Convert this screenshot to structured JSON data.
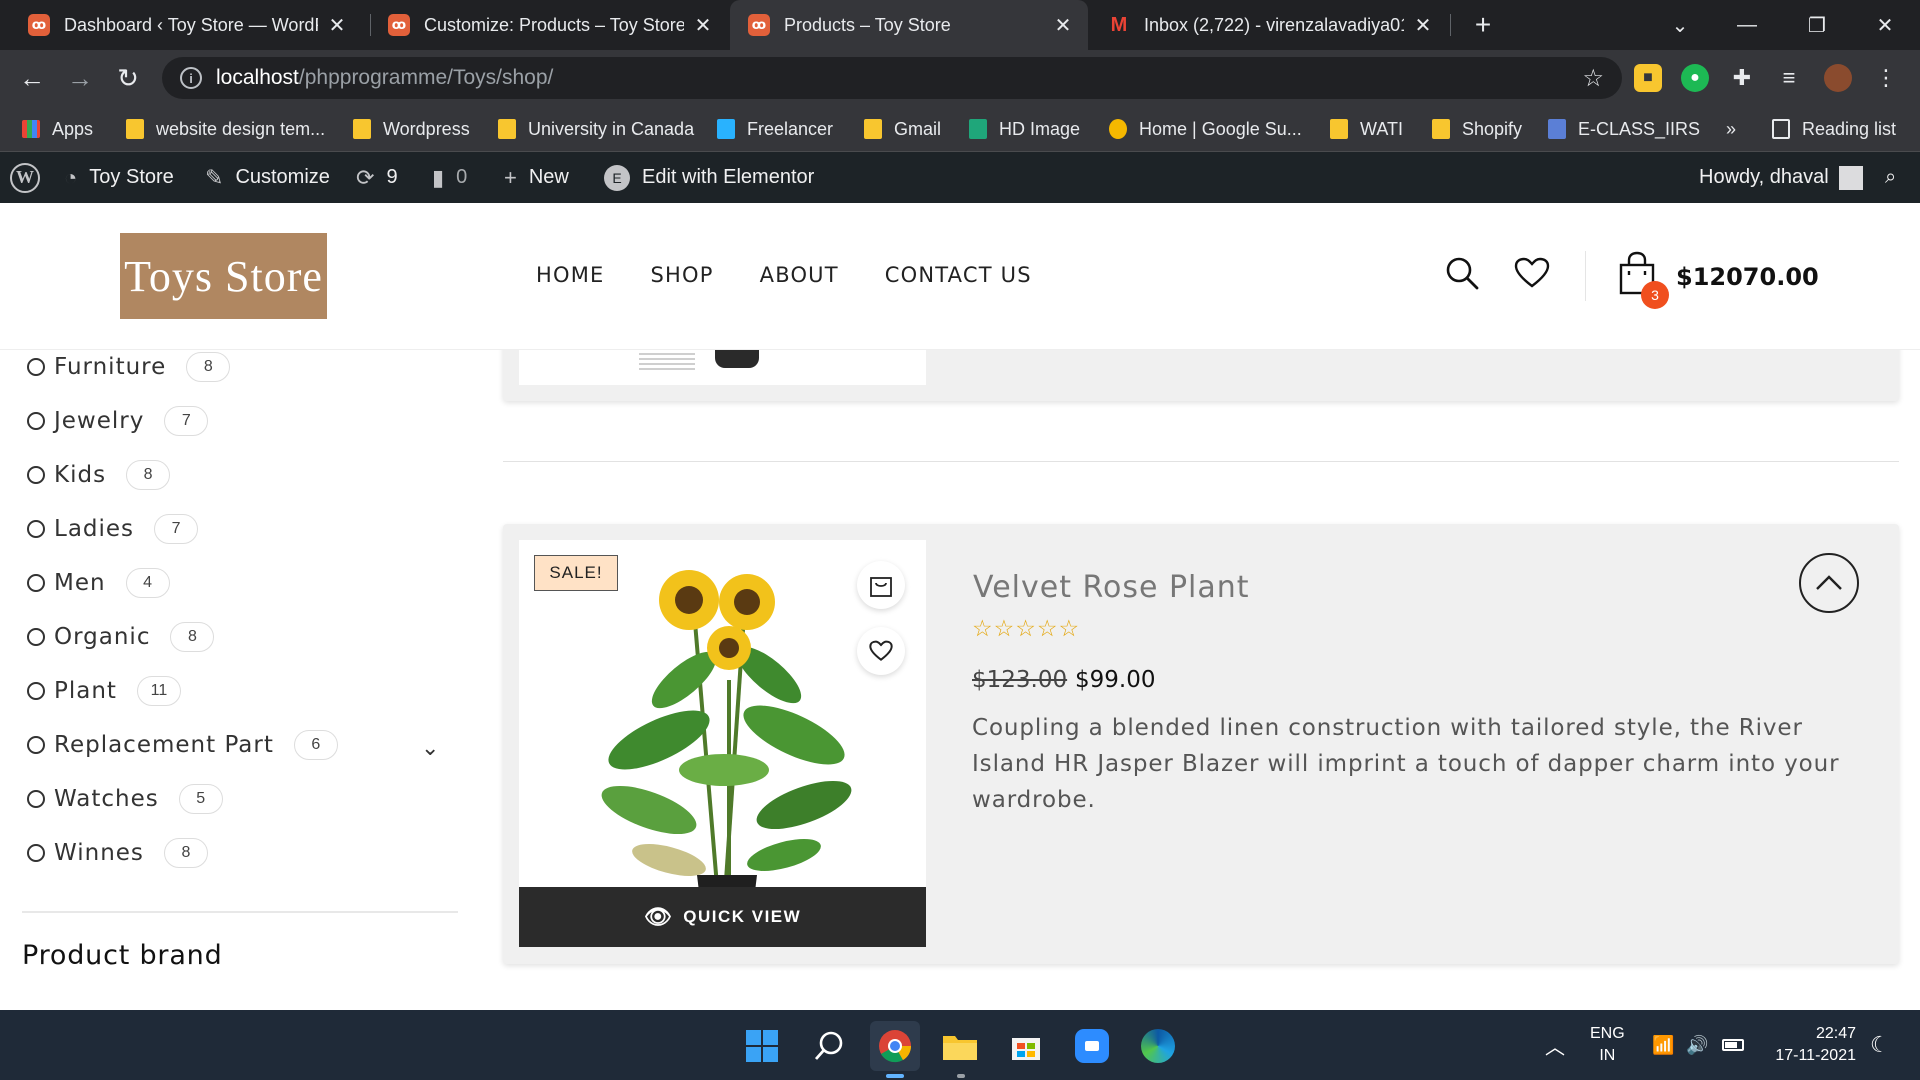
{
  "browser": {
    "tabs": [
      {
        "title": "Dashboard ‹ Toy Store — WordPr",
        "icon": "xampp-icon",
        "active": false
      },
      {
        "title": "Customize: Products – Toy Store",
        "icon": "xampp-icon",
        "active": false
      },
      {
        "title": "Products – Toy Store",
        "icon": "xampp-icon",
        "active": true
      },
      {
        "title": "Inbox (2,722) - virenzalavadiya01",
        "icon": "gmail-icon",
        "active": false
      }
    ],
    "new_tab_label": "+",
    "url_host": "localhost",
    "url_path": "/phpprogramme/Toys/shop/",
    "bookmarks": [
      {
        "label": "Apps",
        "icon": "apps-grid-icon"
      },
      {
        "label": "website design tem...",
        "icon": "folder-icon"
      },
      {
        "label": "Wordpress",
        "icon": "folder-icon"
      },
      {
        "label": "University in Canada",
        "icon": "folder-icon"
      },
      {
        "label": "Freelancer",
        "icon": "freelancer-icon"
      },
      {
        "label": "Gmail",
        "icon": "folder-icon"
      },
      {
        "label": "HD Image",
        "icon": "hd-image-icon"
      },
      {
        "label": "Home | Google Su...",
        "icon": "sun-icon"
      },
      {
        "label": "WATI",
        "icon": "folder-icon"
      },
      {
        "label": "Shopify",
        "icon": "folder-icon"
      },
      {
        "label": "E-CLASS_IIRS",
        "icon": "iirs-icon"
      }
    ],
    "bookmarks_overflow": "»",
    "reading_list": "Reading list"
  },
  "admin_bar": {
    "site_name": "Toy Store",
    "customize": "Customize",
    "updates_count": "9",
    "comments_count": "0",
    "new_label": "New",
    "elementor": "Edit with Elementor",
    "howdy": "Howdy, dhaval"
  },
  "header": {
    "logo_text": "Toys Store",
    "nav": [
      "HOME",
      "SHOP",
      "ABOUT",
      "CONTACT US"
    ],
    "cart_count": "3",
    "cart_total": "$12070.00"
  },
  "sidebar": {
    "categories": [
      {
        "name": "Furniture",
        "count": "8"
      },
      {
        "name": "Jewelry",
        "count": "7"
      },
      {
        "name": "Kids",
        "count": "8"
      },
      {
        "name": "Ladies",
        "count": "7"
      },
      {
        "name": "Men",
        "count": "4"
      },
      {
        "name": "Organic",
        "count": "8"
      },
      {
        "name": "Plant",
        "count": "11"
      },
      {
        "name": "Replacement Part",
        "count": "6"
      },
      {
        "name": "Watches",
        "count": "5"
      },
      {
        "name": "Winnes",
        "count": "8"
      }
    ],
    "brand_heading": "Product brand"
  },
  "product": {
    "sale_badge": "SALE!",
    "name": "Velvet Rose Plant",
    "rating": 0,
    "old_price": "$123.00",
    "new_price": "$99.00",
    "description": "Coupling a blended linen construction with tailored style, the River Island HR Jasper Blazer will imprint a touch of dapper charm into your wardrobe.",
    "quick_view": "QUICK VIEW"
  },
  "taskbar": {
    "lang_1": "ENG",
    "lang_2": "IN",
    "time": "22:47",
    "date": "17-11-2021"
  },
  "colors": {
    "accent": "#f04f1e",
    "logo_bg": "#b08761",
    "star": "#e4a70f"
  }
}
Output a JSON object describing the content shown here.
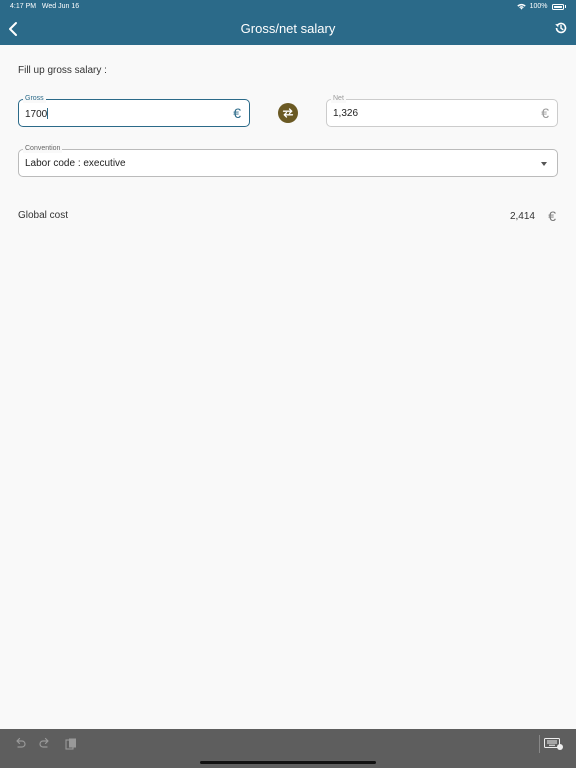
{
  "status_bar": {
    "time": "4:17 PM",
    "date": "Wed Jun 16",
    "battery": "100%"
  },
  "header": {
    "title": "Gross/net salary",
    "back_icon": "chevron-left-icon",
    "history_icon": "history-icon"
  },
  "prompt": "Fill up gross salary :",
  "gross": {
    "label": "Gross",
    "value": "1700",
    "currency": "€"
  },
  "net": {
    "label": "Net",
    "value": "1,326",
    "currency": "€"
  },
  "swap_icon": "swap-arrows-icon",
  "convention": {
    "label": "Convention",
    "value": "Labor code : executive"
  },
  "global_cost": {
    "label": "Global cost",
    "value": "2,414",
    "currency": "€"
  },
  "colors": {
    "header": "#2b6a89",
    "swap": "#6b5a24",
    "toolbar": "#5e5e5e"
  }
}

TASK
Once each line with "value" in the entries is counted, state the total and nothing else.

SOLUTION TO THE PROBLEM
4